It was the 15th of January, 2002. I had a needlestick injury from one of my HIV patients. I’m a nurse, a retired nurse. Once I’d finished with my patient, I got in touch with my superiors. I was taken to hospital. I had blood tests. I was put on prophylaxis straight away, within two hours, for 28 days.
I get a great deal of help from the support group in New Zealand, the organization I work for is Positive Women. And I actually caught very well with it. I think because I had worked with HIV patients, I understood what was going on; ‘cause I had that three month window, I had time to come to terms with my diagnosis, whether it was negative or positive. I did a story, through Positive Women, and it made the local newspaper. So people got to know about it that way. I live in a small community. They all know I’m HIV-positive. They’re very supportive.
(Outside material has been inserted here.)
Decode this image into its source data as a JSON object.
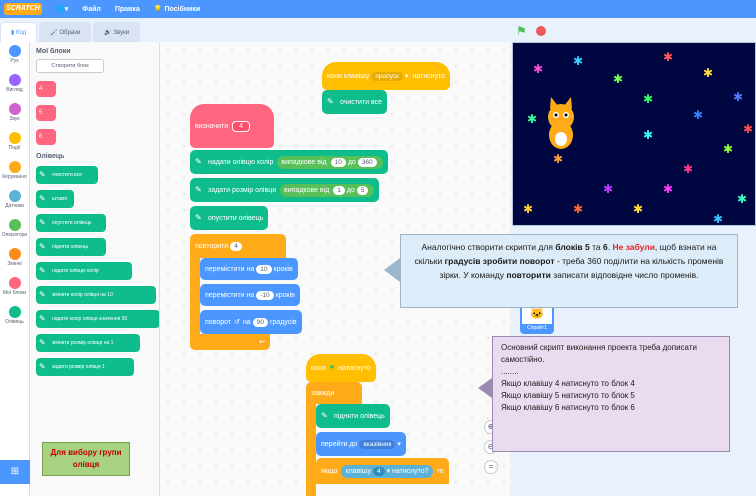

A lot of people, they tell me that I don’t deserve it because of the way I was infected, which I think is really sad. I know they mean well, but I think it’s a very sad situation to be in. I tell them that, you know, the virus doesn’t know how I was infected so it doesn’t treat me any different [than] it treats anybody else, and neither should they.
People say, “You’re living with an incurable disease. You must feel depressed!” But I don’t, I really, really don’t. Because I class myself, where I live, as one of the very lucky ones. I see people in the States, in Africa, fighting tooth and nail for their medications, for health care. And that makes me sad. My life is really good. I have the best healthcare in New Zealand, and I’m well looked after.
I’ve never been scared of death, and HIV doesn’t make that any different. I think we all have to die. You know, how we die can be a bit of an issue, but… no. I’m not scared.